Shapiro was talking to the coach and lamenting about how his Indians team was devastated by injuries and an aging player roster. Parcells interrupted Shapiro with an abrupt piece of advice: "Mark, nobody gives a s---!" He repeated his advice again to Shapiro at the wedding reception and a third time in the restroom. Shapiro said he never forget the lesson as he took it: "leaders must lead, there must be unswerving accountability, and there are no excuses."
I've personally learned this lesson, too. Many times. I've had moments on more than one occasion throughout my career where I forgot this lesson, where I played the victim, where I became overly focused on what was happening to me, where I spent too much energy on offering excuses and explanations and fighting to right the wrongs being done to me. I was lamenting, not leading.

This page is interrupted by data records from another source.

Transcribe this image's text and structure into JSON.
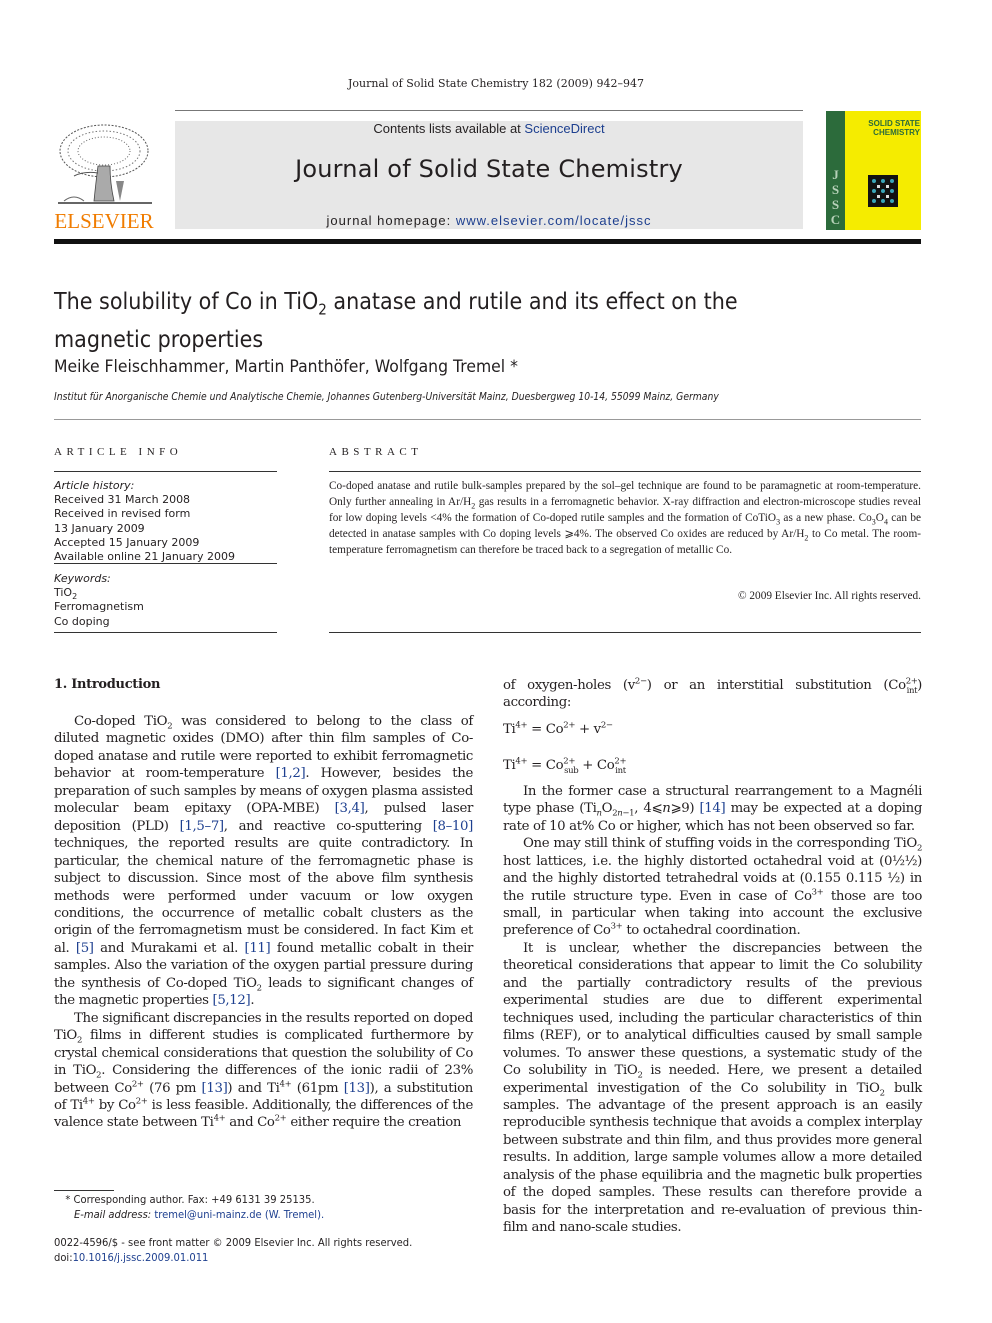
{
  "running_header": "Journal of Solid State Chemistry 182 (2009) 942–947",
  "masthead": {
    "publisher_logo_text": "ELSEVIER",
    "contents_prefix": "Contents lists available at ",
    "contents_link": "ScienceDirect",
    "journal_title": "Journal of Solid State Chemistry",
    "homepage_prefix": "journal homepage: ",
    "homepage_link": "www.elsevier.com/locate/jssc",
    "cover": {
      "title_line1": "SOLID STATE",
      "title_line2": "CHEMISTRY",
      "spine_letters": [
        "J",
        "S",
        "S",
        "C"
      ],
      "colors": {
        "background": "#f5ec00",
        "spine": "#2c6b3b"
      }
    },
    "colors": {
      "logo": "#f07c00",
      "link": "#1d3f8f",
      "banner": "#e7e7e7"
    }
  },
  "article": {
    "title_part1": "The solubility of Co in TiO",
    "title_sub": "2",
    "title_part2": " anatase and rutile and its effect on the",
    "title_line2": "magnetic properties",
    "authors": "Meike Fleischhammer, Martin Panthöfer, Wolfgang Tremel *",
    "affiliation": "Institut für Anorganische Chemie und Analytische Chemie, Johannes Gutenberg-Universität Mainz, Duesbergweg 10-14, 55099 Mainz, Germany"
  },
  "article_info": {
    "heading": "ARTICLE INFO",
    "history_label": "Article history:",
    "history": [
      "Received 31 March 2008",
      "Received in revised form",
      "13 January 2009",
      "Accepted 15 January 2009",
      "Available online 21 January 2009"
    ],
    "keywords_label": "Keywords:",
    "keywords": [
      "TiO2",
      "Ferromagnetism",
      "Co doping"
    ]
  },
  "abstract": {
    "heading": "ABSTRACT",
    "copyright": "© 2009 Elsevier Inc. All rights reserved."
  },
  "introduction": {
    "heading": "1.  Introduction",
    "refs": [
      "[1,2]",
      "[3,4]",
      "[1,5–7]",
      "[8–10]",
      "[5]",
      "[11]",
      "[5,12]",
      "[13]",
      "[13]",
      "[14]"
    ]
  },
  "footnotes": {
    "corresponding": "* Corresponding author. Fax: +49 6131 39 25135.",
    "email_label": "E-mail address: ",
    "email": "tremel@uni-mainz.de (W. Tremel).",
    "issn": "0022-4596/$ - see front matter © 2009 Elsevier Inc. All rights reserved.",
    "doi_label": "doi:",
    "doi": "10.1016/j.jssc.2009.01.011"
  }
}
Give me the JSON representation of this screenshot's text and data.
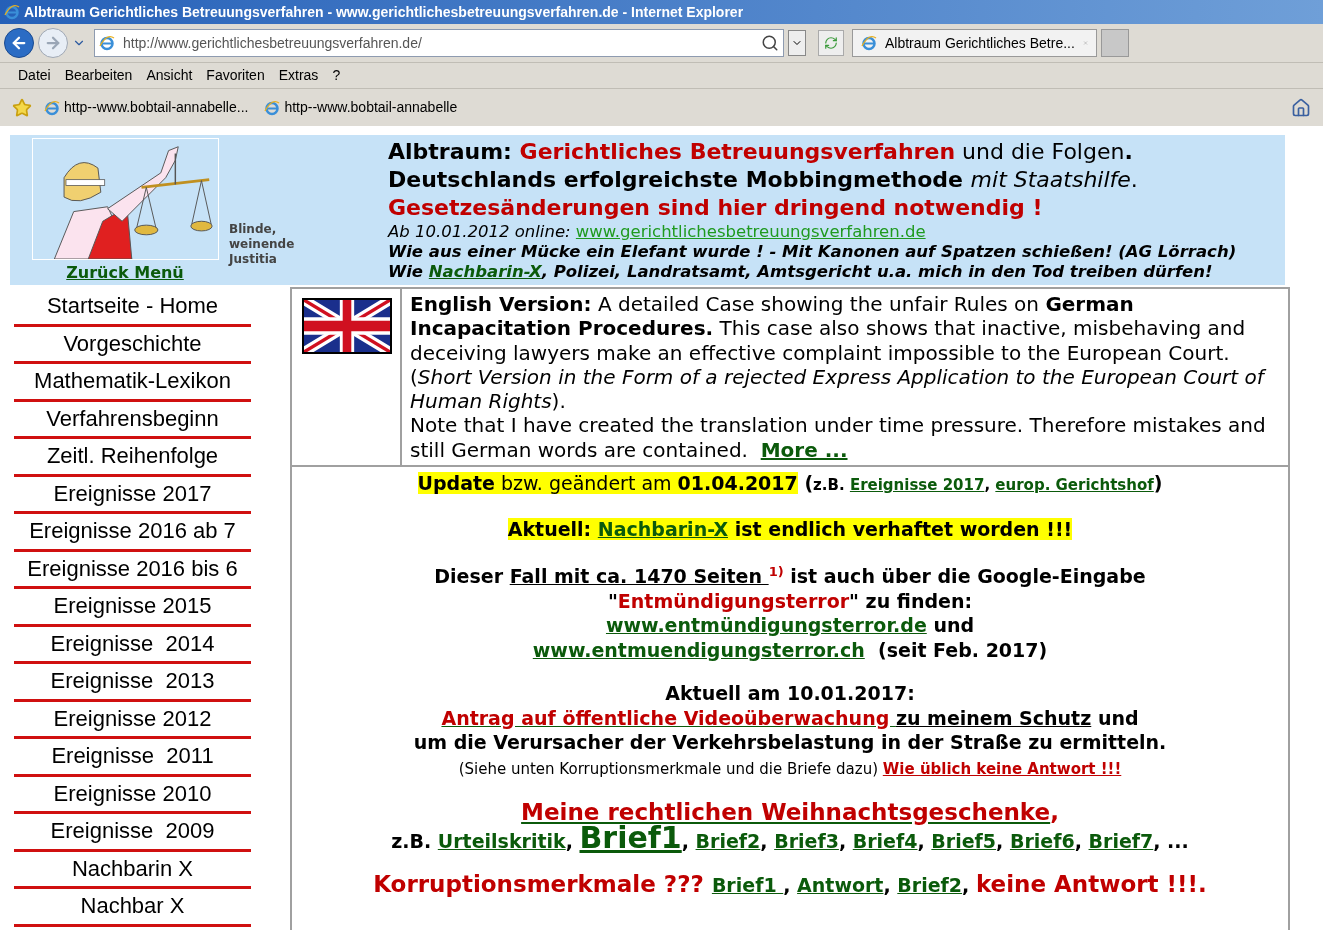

Here's why this is very powerful advice, even if it's harsh.
First the hard part of the advice-- it implies no one cares. Which is 100 percent true. But not because we're all evil. Think about it for a moment, in times of adversity and setbacks, odds are that everyone around you is going through some things, too. It's not personal, it's not that no one cares about you as a person. They just don't care about your circumstances because they have their own to worry about.
You don't have to like it, but you do have to live with it. And it's true for everybody in every situation. Well, with one exception: if you're a workaholic whose family is begging you to be more present for them, then "No one cares. Work harder" is misguided, terrible advice. But for just about every other situation, it's a universally applicable sentiment. So take strength in numbers.
Now the second part of the advice-- work harder. That's the more helpful bit. Underlying this is likely another layer of truth. Think back to the last time you were in a circumstance where you found yourself lashing out at others, making excuses, or playing the frustrated victim. If you're honest with yourself, isn't it true that if you spent less time complaining and bemoaning and more time getting down to business and rolling up your sleeves to work harder, smarter, or just plain differently, it would have helped? I'm betting, yes. As hard as that might be to admit.
So while being admonished to work harder might feel harsh, it gets you back to solution mode, to something you can control (your effort level) instead of focusing on what you can't. You thus instantly take back at least some level of personal power, which is far better than feeling powerless.
So prescribe a little tough love to yourself or someone else who needs to hear it the next time you face a tough situation. Instead of seething in the face of setbacks, there'll be success.